◆ **Exercise description**
Retype each line of the material below word for word; pictures stay out.

◆ **Data for the task**
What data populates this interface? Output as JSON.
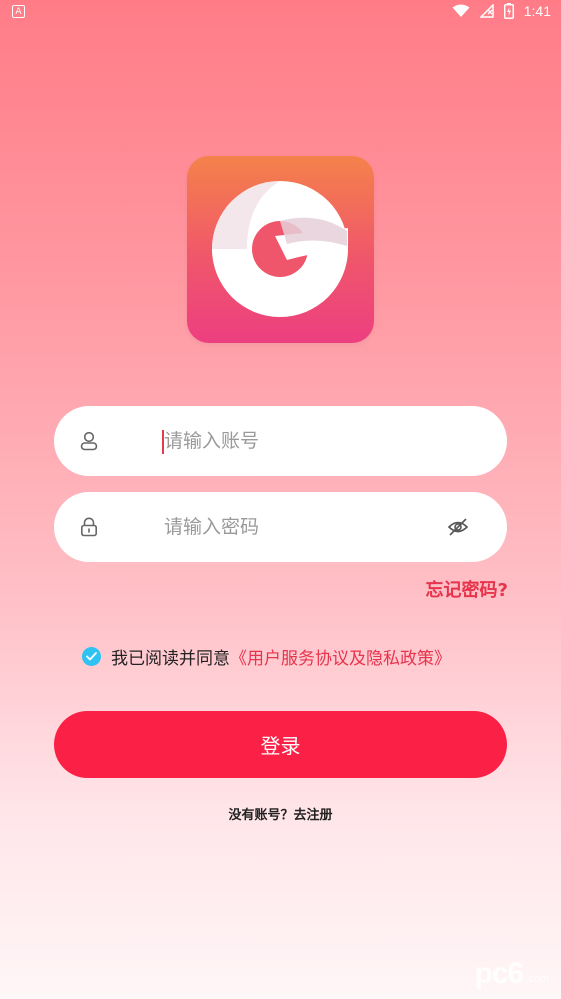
{
  "status_bar": {
    "left_badge": "A",
    "time": "1:41"
  },
  "login": {
    "account_placeholder": "请输入账号",
    "password_placeholder": "请输入密码",
    "forgot_password": "忘记密码?",
    "agreement_prefix": "我已阅读并同意",
    "agreement_link": "《用户服务协议及隐私政策》",
    "agreement_checked": true,
    "login_button": "登录",
    "register_link": "没有账号？去注册"
  },
  "watermark": {
    "main": "pc6",
    "sub": ".com"
  },
  "colors": {
    "accent": "#fa2046",
    "link": "#e8334d",
    "check": "#2ec3f2"
  }
}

◆ **Exercise output**
What data populates this interface? Output as JSON.
{
  "status_bar": {
    "left_badge": "A",
    "time": "1:41"
  },
  "login": {
    "account_placeholder": "请输入账号",
    "password_placeholder": "请输入密码",
    "forgot_password": "忘记密码?",
    "agreement_prefix": "我已阅读并同意",
    "agreement_link": "《用户服务协议及隐私政策》",
    "agreement_checked": true,
    "login_button": "登录",
    "register_link": "没有账号？去注册"
  },
  "watermark": {
    "main": "pc6",
    "sub": ".com"
  },
  "colors": {
    "accent": "#fa2046",
    "link": "#e8334d",
    "check": "#2ec3f2"
  }
}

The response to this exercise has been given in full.